Her disorientation is conveyed to us via quick pans, the softening of the world around her, and the quietness of her mind. As Alice searches her own house for her bathroom, she repeatedly opens the same closet door, but the camera moves around in such a way that we have to ask ourselves if that is indeed the same door or not. We are just as confused as Alice. I can imagine it’s the same confusion my dad feels when he moves my chess piece multiple times without meaning to.
Disorientation, embarrassment and time lapses are skillfully conveyed, and in a way that feels, for lack of a better word, personal. Between the visuals, the auditory clues and the flashbacks the directors sprinkle throughout the film, I felt like I might actually be closer to gaining an understanding of this complicated disease.
The scene that best demonstrates to me what it might be like to be my father from day to day is when Alice leaves instructions for herself on how to commit suicide once she’s too far gone. After seeing the instructions, Alice has to go back over them again and again to understand them — never grasping that taking an entire bottle of pills will end her life. Anyone familiar with Alzheimer’s knows that this is what it’s like every day — everything from putting on pants to brushing teeth seems strange and unfamiliar. This detail rang true to me, while also raising an issue that none of us seems ready to talk about: assisted suicide. If at one point Alice knew she wanted to die when her memory failed her, does that give someone else the right to pull the plug now that it’s really happened? I spend a lot of time avoiding what the answer would be for my father who, before he was sick, loved to talk about his impending death and his admiration for those who took their own lives when they were ready.
Watching the scenes of Alice being asked memory questions (“I’m going to tell you a name and I need you to repeat it later”) brought me back to sitting in a doctor’s office with my father as he failed to remember the three things the doctor had told him. And although, again, at first I found no comfort in the fact that Alice’s story was so different from my own experiences, I liked the idea of Alice speaking out, reminding her family of her memory loss, and taking charge of going to the doctor herself. I guess we all hope that we might have this much agency and be less of a burden to those around us.
This article wasn’t easy for me to write. Every time I sat down, I went on long tangents about my own life (many of which I left in) and never returned often enough to the brave filmmaking. Still Alice did a great thing for me. It reminded me of why we tell stories. The directors of the film, Richard Glatzer and Wash Westmoreland, had a story worth telling, and we all can take something away from it. And that’s really all we can ask for, right?
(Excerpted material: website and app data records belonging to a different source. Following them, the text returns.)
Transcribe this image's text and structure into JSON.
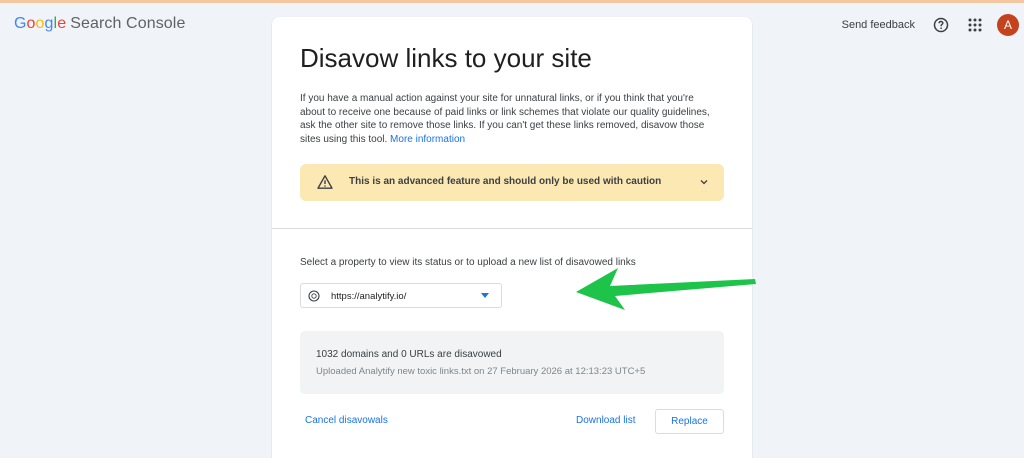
{
  "header": {
    "logo_letters": [
      "G",
      "o",
      "o",
      "g",
      "l",
      "e"
    ],
    "product_name": "Search Console",
    "send_feedback": "Send feedback",
    "avatar_letter": "A",
    "icons": [
      "help-icon",
      "apps-icon"
    ]
  },
  "page": {
    "title": "Disavow links to your site",
    "description": "If you have a manual action against your site for unnatural links, or if you think that you're about to receive one because of paid links or link schemes that violate our quality guidelines, ask the other site to remove those links. If you can't get these links removed, disavow those sites using this tool.",
    "more_info_link": "More information",
    "caution_text": "This is an advanced feature and should only be used with caution",
    "select_label": "Select a property to view its status or to upload a new list of disavowed links",
    "property_value": "https://analytify.io/",
    "status_main": "1032 domains and 0 URLs are disavowed",
    "status_sub": "Uploaded Analytify new toxic links.txt on 27 February 2026 at 12:13:23 UTC+5",
    "cancel_label": "Cancel disavowals",
    "download_label": "Download list",
    "replace_label": "Replace"
  },
  "colors": {
    "background": "#f0f4f9",
    "accent_blue": "#1a73e8",
    "caution_bg": "#fce8b2",
    "avatar_bg": "#c5421f",
    "annotation_arrow": "#1ec34a"
  }
}
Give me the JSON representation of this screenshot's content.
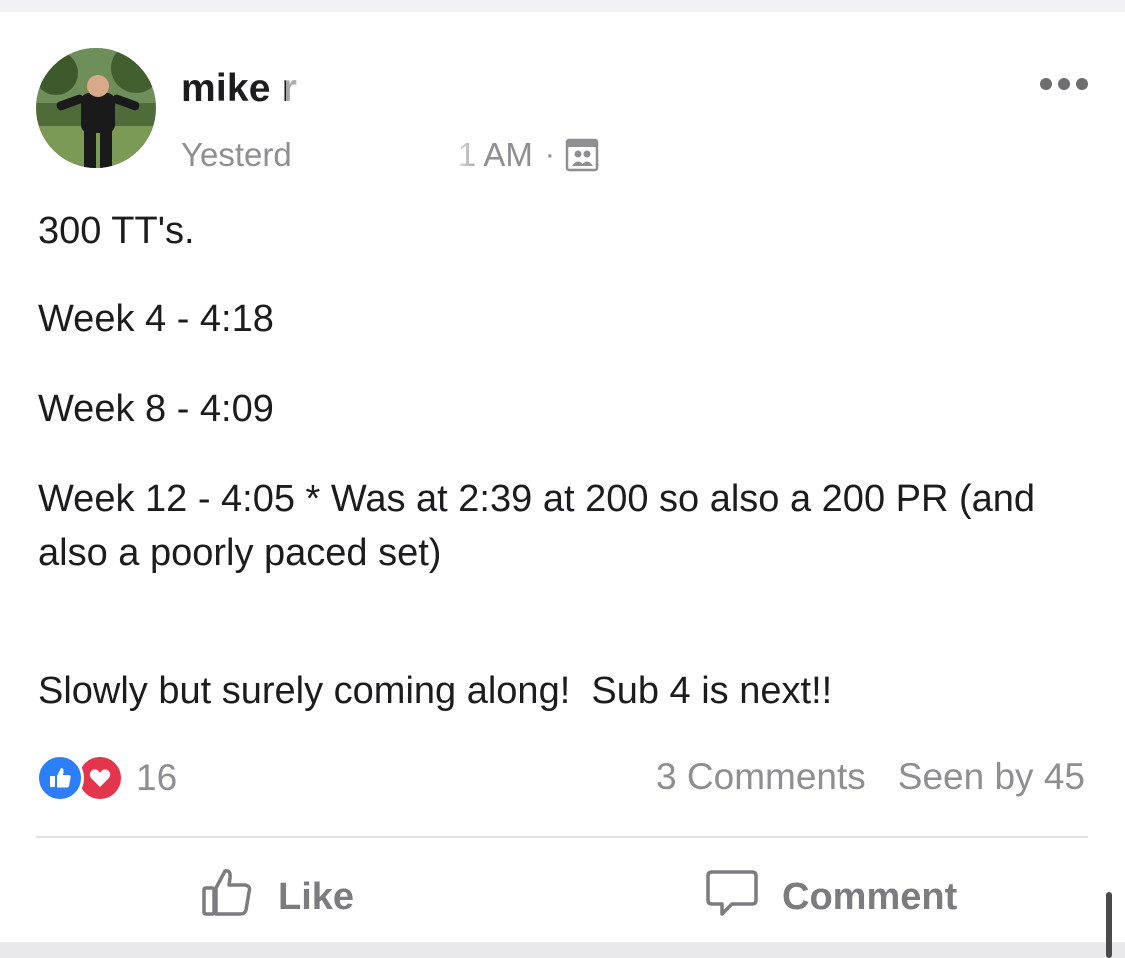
{
  "post": {
    "author": "mike r",
    "meta": {
      "time_prefix": "Yesterd",
      "time_suffix": "1 AM",
      "separator": "·",
      "audience_icon": "group-audience-icon"
    },
    "body": {
      "line1": "300 TT's.",
      "line2": "Week 4 - 4:18",
      "line3": "Week 8 - 4:09",
      "line4": "Week 12 - 4:05 * Was at 2:39 at 200 so also a 200 PR (and also a poorly paced set)",
      "line5": "Slowly but surely coming along!  Sub 4 is next!!"
    },
    "reactions": {
      "icons": [
        "like-icon",
        "love-icon"
      ],
      "count": "16"
    },
    "stats": {
      "comments": "3 Comments",
      "seen_by": "Seen by 45"
    },
    "actions": {
      "like_label": "Like",
      "comment_label": "Comment"
    }
  },
  "colors": {
    "like_blue": "#2d7ff9",
    "love_red": "#e5354d",
    "muted_text": "#8e8e93",
    "body_text": "#1c1c1e"
  }
}
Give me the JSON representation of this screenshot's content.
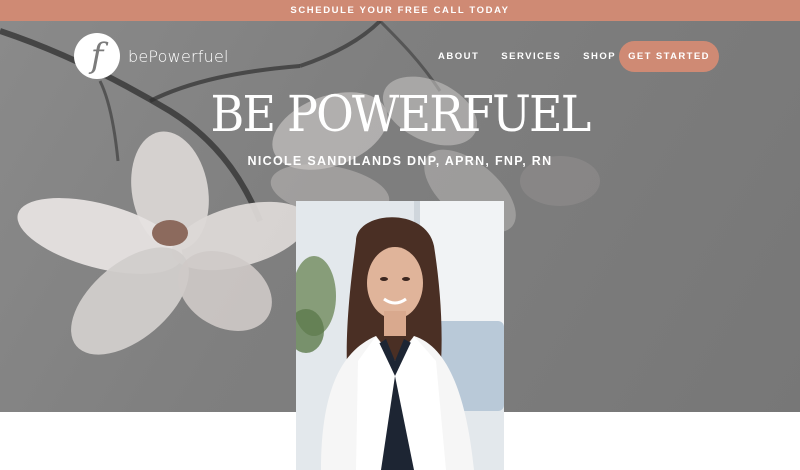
{
  "announcement": {
    "text": "SCHEDULE YOUR FREE CALL TODAY"
  },
  "brand": {
    "logo_letter": "f",
    "name": "bePowerfuel"
  },
  "nav": {
    "items": [
      {
        "label": "ABOUT"
      },
      {
        "label": "SERVICES"
      },
      {
        "label": "SHOP"
      }
    ]
  },
  "cta": {
    "label": "GET STARTED"
  },
  "hero": {
    "title": "BE POWERFUEL",
    "subtitle": "NICOLE SANDILANDS DNP, APRN, FNP, RN"
  },
  "colors": {
    "accent": "#cf8a74",
    "hero_overlay": "#7f7f7f",
    "text": "#ffffff"
  },
  "icons": {
    "logo": "f-logo-icon"
  }
}
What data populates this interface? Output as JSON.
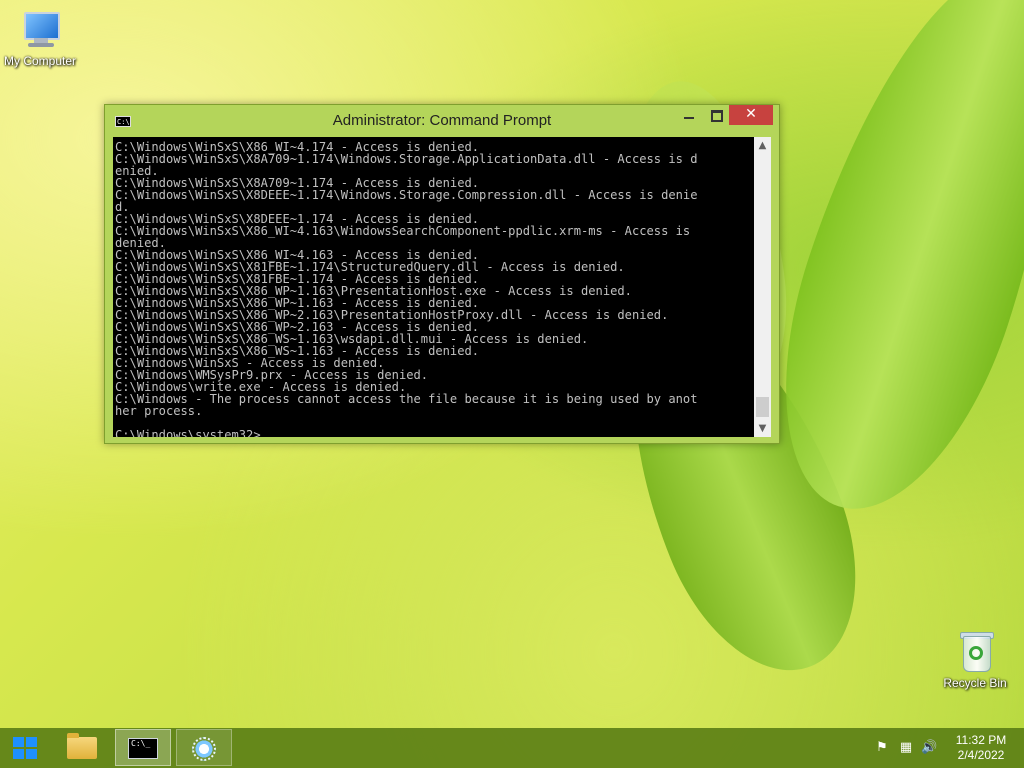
{
  "desktop": {
    "icons": [
      {
        "label": "My Computer"
      },
      {
        "label": "Recycle Bin"
      }
    ]
  },
  "window": {
    "title": "Administrator: Command Prompt",
    "title_icon_text": "C:\\",
    "close_glyph": "✕",
    "console_lines": [
      "C:\\Windows\\WinSxS\\X86_WI~4.174 - Access is denied.",
      "C:\\Windows\\WinSxS\\X8A709~1.174\\Windows.Storage.ApplicationData.dll - Access is d",
      "enied.",
      "C:\\Windows\\WinSxS\\X8A709~1.174 - Access is denied.",
      "C:\\Windows\\WinSxS\\X8DEEE~1.174\\Windows.Storage.Compression.dll - Access is denie",
      "d.",
      "C:\\Windows\\WinSxS\\X8DEEE~1.174 - Access is denied.",
      "C:\\Windows\\WinSxS\\X86_WI~4.163\\WindowsSearchComponent-ppdlic.xrm-ms - Access is",
      "denied.",
      "C:\\Windows\\WinSxS\\X86_WI~4.163 - Access is denied.",
      "C:\\Windows\\WinSxS\\X81FBE~1.174\\StructuredQuery.dll - Access is denied.",
      "C:\\Windows\\WinSxS\\X81FBE~1.174 - Access is denied.",
      "C:\\Windows\\WinSxS\\X86_WP~1.163\\PresentationHost.exe - Access is denied.",
      "C:\\Windows\\WinSxS\\X86_WP~1.163 - Access is denied.",
      "C:\\Windows\\WinSxS\\X86_WP~2.163\\PresentationHostProxy.dll - Access is denied.",
      "C:\\Windows\\WinSxS\\X86_WP~2.163 - Access is denied.",
      "C:\\Windows\\WinSxS\\X86_WS~1.163\\wsdapi.dll.mui - Access is denied.",
      "C:\\Windows\\WinSxS\\X86_WS~1.163 - Access is denied.",
      "C:\\Windows\\WinSxS - Access is denied.",
      "C:\\Windows\\WMSysPr9.prx - Access is denied.",
      "C:\\Windows\\write.exe - Access is denied.",
      "C:\\Windows - The process cannot access the file because it is being used by anot",
      "her process.",
      "",
      "C:\\Windows\\system32>"
    ]
  },
  "taskbar": {
    "cmd_icon_text": "C:\\_",
    "clock_time": "11:32 PM",
    "clock_date": "2/4/2022",
    "tray_glyphs": {
      "flag": "⚑",
      "network": "▦",
      "volume": "🔊"
    }
  },
  "colors": {
    "taskbar": "#5c8016",
    "window_frame": "#b4d55a",
    "close_button": "#c7423f",
    "console_bg": "#000000",
    "console_text": "#c0c0c0"
  }
}
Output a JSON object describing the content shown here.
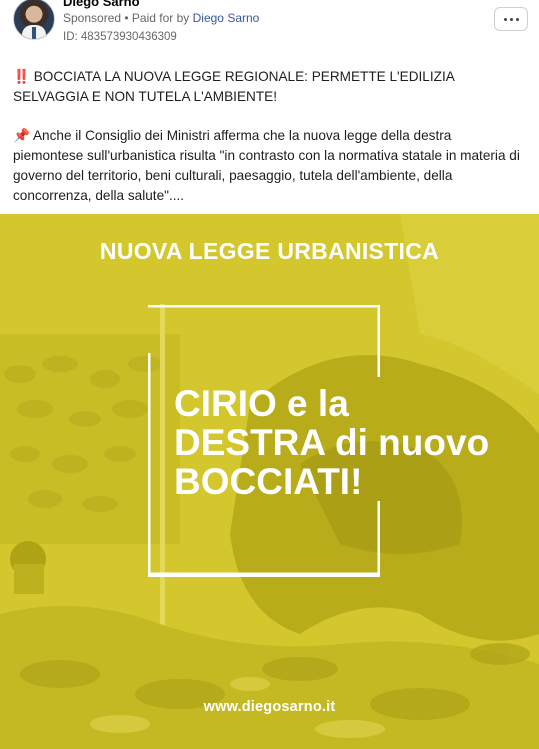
{
  "post": {
    "page_name": "Diego Sarno",
    "sponsored": "Sponsored",
    "paid_for_prefix": " • Paid for by ",
    "payer": "Diego Sarno",
    "ad_id": "ID: 483573930436309",
    "text_line1": "‼️ BOCCIATA LA NUOVA LEGGE REGIONALE: PERMETTE L'EDILIZIA SELVAGGIA E NON TUTELA L'AMBIENTE!",
    "pin_icon": "📌",
    "text_line2": " Anche il Consiglio dei Ministri afferma che la nuova legge della destra piemontese sull'urbanistica risulta \"in contrasto con la normativa statale in materia di governo del territorio, beni culturali, paesaggio, tutela dell'ambiente, della concorrenza, della salute\"...."
  },
  "creative": {
    "headline": "NUOVA LEGGE URBANISTICA",
    "slogan_line1": "CIRIO e la",
    "slogan_line2": "DESTRA di nuovo",
    "slogan_line3": "BOCCIATI!",
    "website": "www.diegosarno.it",
    "accent_color": "#d2c62c"
  }
}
They are telling a truth about a heartbreaking, life-changing disease. And these are stories so rarely told that they need much, much more attention. I literally can’t thank them enough for taking the time to put it on the screen.
There’s a scene in which Alice speaks at an Alzheimer’s convention about having the disease. A part of me thought this was simply not realistic. I know that, for myself as a caregiver, there’s no way in hell I’d let my father speak publicly. When we are in public, I constantly worry about him maintaining his dignity and his anxiety levels. I don’t want him to experience pain. I don’t want people to laugh at him. But that’s my story. I’m glad there are other stories to tell. I like the story of the person with Alzheimer’s who has that one last shining moment of speaking in public to a group of adoring onlookers. I kind of wish my Dad had had that.
For the record, my Dad still beats me in chess.